application qmake project file (qt_tutorial.pro):

TEMPLATE = app
TARGET = qt_tutorial
DEPENDPATH += .
INCLUDEPATH += .

# Input
HEADERS += lcdrange.h
SOURCES += lcdrange.cpp main.cpp

target.path = /usr/bin
INSTALLS += target

OpenEmbedded recipe (qt-tutorial_svn.bb):

inherit qt4e

SRCREV = "${AUTOREV}"
PV = "1.0+svnr${SRCREV}"
PR = "r1"

SRC_URI = "svn://dev.bec-systems.com/svn/pub;module=qt_tutorial;proto=http"

S = ${WORKDIR}/qt_tutorial

FILES_${PN}-dbg += "${bindir}/.debug"

do_install() {
	export INSTALL_ROOT=${D}
	make install
}

Now, the same mechanism is used to install the application on both a PC native build, as well an OpenEmbedded build.  If you look in the Makefile generated by qmake, you see the following:

install_target: first FORCE
	@$(CHK_DIR_EXISTS) $(INSTALL_ROOT)/usr/bin/ || $(MKDIR) $(INSTALL_ROOT)/usr/bin/
	-$(INSTALL_PROGRAM) "$(QMAKE_TARGET)" "$(INSTALL_ROOT)/usr/bin/$(QMAKE_TARGET)"

install:  install_target  FORCE

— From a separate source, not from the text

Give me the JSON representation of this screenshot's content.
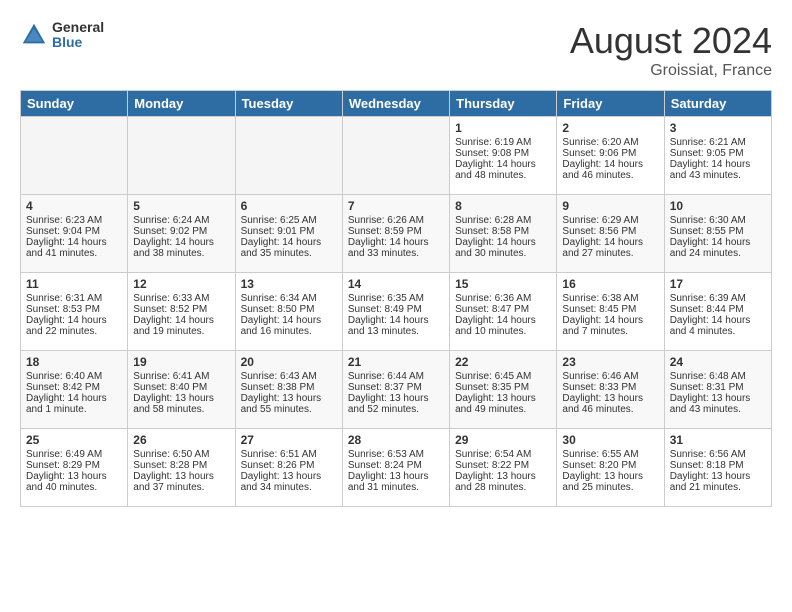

INSTALL_ROOT can be set to force the entire system to be installed in a subdirectory.  This is required for build systems that generate packages, like OpenEmbedded.  To build this example, put the qt-tutorial_svn.bb file in your OE recipes tree, and run: bitbake qt-tutorial.  This will fetch the source code and build a package.  To run the tutorial, install the package on a system that includes Qt Embedded, and then run: qt_tutorial -qws.